"If no great book or symphony was ever written by committee, no great portfolio has ever been selected by one, either" Peter Lynch
"Like art, portfolio management can rarely be done in teams (or worst in committees). We can add experience but we lose in personal creativity. Like Warren Buffett once said: “My vision of a group decision is to look into a mirror” Francois Rochon
"If there were such thing as the Laws of Investing, they would have been written by Graham, Buffett and Munger. A small team size (ideally one) would be one of these laws" Mohnish Pabrai
"Investing probably is not played best as a group sport" Leon Levy
Mr Janus identifies eight major symptoms of 'groupthink' which he splits into three types as noted below [I have included references for investment consideration in italics].
Type 1 - Overestimations of the group - its power and morality
1. An illusion of invulnerability, shared by most or all of the members, which creates excessive optimism and encourages extreme risk taking.
A classic case study is the violent collapse of the hedge fund, Long Term Capital Management [LTCM] , in 1998. This fund comprising legendary traders, a former vice chairman of the Federal Reserve and two Nobel prize winning economists, had an aura of invincibility combined with phenomenal risk, which almost led to the downfall of the US financial system.
With respect to LTCM, Howard Marks noted "Brilliance like pride, often goes before the fall.
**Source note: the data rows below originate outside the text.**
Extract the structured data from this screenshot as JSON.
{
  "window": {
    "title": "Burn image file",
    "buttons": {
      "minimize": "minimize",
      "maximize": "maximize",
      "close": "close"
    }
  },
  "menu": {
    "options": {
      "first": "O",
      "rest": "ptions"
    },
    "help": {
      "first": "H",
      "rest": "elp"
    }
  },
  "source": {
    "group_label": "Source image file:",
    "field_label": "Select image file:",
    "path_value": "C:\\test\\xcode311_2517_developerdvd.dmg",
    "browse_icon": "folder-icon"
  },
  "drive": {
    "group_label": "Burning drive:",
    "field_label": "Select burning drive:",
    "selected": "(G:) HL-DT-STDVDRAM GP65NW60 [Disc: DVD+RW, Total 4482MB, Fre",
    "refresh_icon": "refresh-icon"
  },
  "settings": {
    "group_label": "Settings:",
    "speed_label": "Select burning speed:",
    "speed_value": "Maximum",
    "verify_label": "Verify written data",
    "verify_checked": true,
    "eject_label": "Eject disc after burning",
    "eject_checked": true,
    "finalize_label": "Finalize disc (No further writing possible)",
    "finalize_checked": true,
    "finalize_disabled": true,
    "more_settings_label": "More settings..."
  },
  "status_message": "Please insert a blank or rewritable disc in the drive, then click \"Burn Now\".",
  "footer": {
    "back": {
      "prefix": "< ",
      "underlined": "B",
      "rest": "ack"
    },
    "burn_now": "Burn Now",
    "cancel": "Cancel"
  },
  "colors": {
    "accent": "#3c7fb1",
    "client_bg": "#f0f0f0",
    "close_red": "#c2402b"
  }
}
Not only is it insufficient to enable those possessing it to control the future, but awe of it can cause people to follow without asking questions they should and without reserving enough for the rainy day that inevitably comes. This is probably the greatest lesson of Long-Term Capital Management"
A more recent case study is the significant de-rating of Valeant, a US pharmaceutical company with a successful early track record and strong CEO which led the company to undertake ever larger acquisitions and implement aggressive drug pricing strategies, that became its undoing.
2. An unquestioned belief in the group's inherent morality, inclining the members to ignore the ethical or moral consequences of their decisions.
The late 1990's collapse of Enron and Worldcom provide two examples of unethical corporate behaviour with respect to corporate accounting and fraud. The more recent conduct of the credit ratings agencies and investment banks in the sub-prime mortgage market that contributed to the Global Financial Crisis is likely a consequence of groupthink.
Type 2 - Closed Mindedness
3. Collective efforts to rationalise in order to discount warnings or other information that might lead the members to reconsider their assumptions before they recommit themselves to their past policy decisions.
"I would say that the typical organization is structured so that the CEO's opinions, biases and previous beliefs are reinforced in every possible way. Staffs won't give you any contrary recommendations - they'll just come back with whatever the CEO wants. And the Board of Directors won't act as a check, so the CEO pretty much gets what he wants." Warren Buffett
4. Stereotyped views of enemy leaders as too evil to warrant genuine attempts to negotiate, or as too weak or stupid to counter whatever risky attempts are made to defeat their purposes.
“I try to assume that the guy on the other side of a trade knows at least as much as I do. Let’s say I buy Texaco at $52 and it suddenly goes down to $50. Whoever sold Texaco at $52 had a perception dramatically different to mine. It is incumbent on me to find out what his perception was” Michael Steinhardt
“In order to invest, we need to have a sizeable analytical edge over the person on the other side of the trade. The market is an impersonal place. When we buy something, we generally do not know who is selling. It would be foolish to assume that our counterparty is uninformed or unsophisticated. In most circumstances, today’s seller has followed the situation longer and more closely than we have, has previously been a buyer, and has now changed his mind to become a seller. Even worse, the counterparty could be a